Lastly, GB reflects on his purinergic hypothesis as being intriguing and ultimately correct. He went on to explain how in research much courage is needed to challenge established doctrines within a very conservative scientific community. Research which challenges conventional wisdom requires resilience, good judgement, and intuitive thinking; knowing when to stop and ask a different question. Above all passion is needed, you have to really want to do it and get an answer.
When treating with auricular acupuncture, according to TU there are no specific recommendations as to how long an indwelling needle may be left in situ. In his experience the longest duration was four weeks using fairly large diameter needles, this resulted in some minor skin lesions but no infection. As a result, TU prefers to leave indwelling needles in situ for up to a week with the patient instructed to remove the needles if any skin related issues occur. TU recalls one case of infection during the treatment of a patient with chronic knee pain. He suggests avoiding the use of indwelling needles when treating insulin dependent patients, those receiving radiotherapy or chemotherapy due to the possibility of reduced local perfusion, as well as those who are immunocompromised.
TU’s auricular acupuncture studies used verum points which have been shown to be effective based on previous studies, and tended to be standardised. He went on to suggest there may be some scope for individualisation within a defined acupuncture approach in future studies.
The close proximity of the verum auricular acupuncture points to the sham points in TU’s studies resulted in the ‘sham’ effect being questioned by a member of the audience. TU responded by acknowledging the methodological difficulties and mentioned his wish was to perform verum compared to no acupuncture or standard treatment as the basis for future effectiveness studies.
Barriers to use of acupuncture in the NHS
These range from general attitudinal, reluctance to allow the introduction of new procedures, to concerns about safety and patient welfare. CK admits she has the benefit of acupuncture already being established in her hospital and appreciates the challenges faced in certain NHS settings. Her advice, when trying to set up an acupuncture service, is to try and get as many advocates on board as possible within a team based approach.
The practitioner effect
Why do experienced practitioners observe a greater acupuncture effect? BH thinks this is likely due to how the experienced practitioner communicates with the patient, in that he or she is likely to convey more confidence resulting in a greater patient perceived sense of competence. TU suggests the effects are very psychological, which influence the patient and so the result. He was also alluding to the nonspecific effects relating to suggestion and expectation which of course influence not only acupuncture outcomes but outcomes in most other areas of medicine which involve interaction with a practitioner. The take home message is to be confident, and make sure the patient thinks you know what you are doing!
Acupuncture for analgesia after caesarean section
The options are to use acupuncture either pre operatively, pre operatively and post operatively, or postoperatively only. The rationale according to BH, who used a pre and post-operative needling approach in his RCT was to sensitise or upregulate the nervous system before the surgery, therefore making it easier to re-activate the analgesic pathways following. Whether or not postoperative needling only would have value was not discussed but should perhaps be considered.

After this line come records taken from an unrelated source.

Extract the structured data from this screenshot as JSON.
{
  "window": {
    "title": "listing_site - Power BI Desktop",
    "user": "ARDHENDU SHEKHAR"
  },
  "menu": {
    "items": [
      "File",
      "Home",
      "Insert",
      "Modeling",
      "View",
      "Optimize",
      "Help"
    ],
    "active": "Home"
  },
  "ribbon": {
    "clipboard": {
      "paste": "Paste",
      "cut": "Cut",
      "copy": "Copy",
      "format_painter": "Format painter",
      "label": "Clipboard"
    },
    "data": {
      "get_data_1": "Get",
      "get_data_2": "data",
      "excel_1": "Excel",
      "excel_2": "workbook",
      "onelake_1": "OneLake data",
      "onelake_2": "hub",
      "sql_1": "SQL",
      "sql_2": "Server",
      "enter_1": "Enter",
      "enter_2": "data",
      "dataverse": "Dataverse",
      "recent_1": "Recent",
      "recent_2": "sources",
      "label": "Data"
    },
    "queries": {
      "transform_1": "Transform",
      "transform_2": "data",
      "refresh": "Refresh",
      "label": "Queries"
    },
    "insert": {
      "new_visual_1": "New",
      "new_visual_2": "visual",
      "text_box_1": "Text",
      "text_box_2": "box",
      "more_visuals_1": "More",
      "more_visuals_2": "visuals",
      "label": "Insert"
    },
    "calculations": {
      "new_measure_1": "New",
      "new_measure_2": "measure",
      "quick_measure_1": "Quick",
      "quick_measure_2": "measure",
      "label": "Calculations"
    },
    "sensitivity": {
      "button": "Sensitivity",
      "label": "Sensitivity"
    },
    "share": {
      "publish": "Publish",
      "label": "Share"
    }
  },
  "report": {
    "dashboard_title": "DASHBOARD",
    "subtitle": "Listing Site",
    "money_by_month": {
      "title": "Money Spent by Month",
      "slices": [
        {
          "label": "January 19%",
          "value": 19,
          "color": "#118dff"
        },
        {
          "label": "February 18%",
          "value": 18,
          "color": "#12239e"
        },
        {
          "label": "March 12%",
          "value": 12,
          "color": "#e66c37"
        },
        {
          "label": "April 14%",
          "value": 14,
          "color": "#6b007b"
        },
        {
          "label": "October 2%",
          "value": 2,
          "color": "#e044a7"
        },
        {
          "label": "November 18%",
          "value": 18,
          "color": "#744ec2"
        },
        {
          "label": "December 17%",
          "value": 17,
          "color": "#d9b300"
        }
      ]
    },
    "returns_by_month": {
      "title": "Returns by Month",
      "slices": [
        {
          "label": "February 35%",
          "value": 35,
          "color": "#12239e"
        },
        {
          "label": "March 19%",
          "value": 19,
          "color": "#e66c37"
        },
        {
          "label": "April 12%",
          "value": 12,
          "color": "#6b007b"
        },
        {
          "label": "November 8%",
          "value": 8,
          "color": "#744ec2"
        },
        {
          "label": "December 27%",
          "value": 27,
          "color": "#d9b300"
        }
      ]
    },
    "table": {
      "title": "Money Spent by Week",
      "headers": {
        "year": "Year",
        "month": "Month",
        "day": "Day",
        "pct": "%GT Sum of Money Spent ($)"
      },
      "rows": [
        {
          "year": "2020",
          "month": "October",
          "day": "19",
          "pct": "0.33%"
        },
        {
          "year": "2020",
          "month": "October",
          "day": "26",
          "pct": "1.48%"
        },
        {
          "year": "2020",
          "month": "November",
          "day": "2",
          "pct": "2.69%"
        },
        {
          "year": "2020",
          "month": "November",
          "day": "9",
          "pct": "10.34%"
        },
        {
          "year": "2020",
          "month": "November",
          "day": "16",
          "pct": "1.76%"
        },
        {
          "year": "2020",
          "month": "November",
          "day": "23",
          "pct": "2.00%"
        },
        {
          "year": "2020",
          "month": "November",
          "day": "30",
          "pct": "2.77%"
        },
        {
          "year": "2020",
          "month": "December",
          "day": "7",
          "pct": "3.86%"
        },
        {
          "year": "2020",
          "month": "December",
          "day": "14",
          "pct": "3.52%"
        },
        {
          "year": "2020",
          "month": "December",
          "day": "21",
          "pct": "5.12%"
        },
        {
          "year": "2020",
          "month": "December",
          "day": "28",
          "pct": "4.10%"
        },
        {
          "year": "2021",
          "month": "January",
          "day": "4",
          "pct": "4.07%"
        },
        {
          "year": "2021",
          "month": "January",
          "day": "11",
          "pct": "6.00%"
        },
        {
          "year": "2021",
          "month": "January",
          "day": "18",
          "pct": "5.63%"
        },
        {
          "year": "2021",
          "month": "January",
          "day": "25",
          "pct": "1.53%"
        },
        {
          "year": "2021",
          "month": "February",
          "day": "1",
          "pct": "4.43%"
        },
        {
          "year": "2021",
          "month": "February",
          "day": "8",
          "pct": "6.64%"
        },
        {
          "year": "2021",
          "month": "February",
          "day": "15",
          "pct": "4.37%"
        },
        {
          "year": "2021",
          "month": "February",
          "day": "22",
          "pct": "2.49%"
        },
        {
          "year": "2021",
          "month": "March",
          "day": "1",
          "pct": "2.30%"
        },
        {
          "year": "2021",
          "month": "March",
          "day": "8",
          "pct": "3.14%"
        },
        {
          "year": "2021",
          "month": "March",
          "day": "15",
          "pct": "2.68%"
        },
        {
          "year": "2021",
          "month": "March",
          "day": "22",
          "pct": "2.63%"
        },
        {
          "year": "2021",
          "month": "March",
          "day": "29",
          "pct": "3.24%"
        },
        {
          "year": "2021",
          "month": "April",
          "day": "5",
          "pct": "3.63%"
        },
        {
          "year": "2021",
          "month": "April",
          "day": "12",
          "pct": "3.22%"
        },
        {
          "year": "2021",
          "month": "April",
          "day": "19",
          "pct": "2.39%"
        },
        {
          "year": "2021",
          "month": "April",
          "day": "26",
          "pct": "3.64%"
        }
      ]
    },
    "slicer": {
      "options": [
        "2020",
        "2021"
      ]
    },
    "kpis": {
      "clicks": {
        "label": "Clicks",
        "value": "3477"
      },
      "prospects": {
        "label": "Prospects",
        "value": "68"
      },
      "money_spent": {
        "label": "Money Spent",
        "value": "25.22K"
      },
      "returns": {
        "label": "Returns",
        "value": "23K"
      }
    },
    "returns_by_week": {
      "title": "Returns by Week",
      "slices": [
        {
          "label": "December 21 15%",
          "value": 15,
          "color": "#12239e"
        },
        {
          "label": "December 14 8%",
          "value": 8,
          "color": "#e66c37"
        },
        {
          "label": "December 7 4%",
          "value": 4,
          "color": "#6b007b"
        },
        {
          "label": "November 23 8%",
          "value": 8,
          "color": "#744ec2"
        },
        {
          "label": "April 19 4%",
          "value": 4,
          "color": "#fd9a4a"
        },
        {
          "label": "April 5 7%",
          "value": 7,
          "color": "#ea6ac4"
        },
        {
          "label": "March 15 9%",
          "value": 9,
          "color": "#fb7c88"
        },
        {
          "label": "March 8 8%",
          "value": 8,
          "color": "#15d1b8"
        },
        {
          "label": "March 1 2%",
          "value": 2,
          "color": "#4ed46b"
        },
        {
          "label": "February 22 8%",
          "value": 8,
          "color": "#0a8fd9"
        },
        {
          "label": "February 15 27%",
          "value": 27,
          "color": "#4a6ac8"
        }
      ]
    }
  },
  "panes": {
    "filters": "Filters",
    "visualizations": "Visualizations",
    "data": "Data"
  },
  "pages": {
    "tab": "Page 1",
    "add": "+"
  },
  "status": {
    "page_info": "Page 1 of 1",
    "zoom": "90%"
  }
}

That’s it for 2017, looking forward to next year!
By Simon Coghlan
- GB: Professor Geoffrey Burnstock
- TU: Professor Taras Usichenko
- BH: Dr. Berthold Henkel
- CK: Dr. Catharina Klausnitz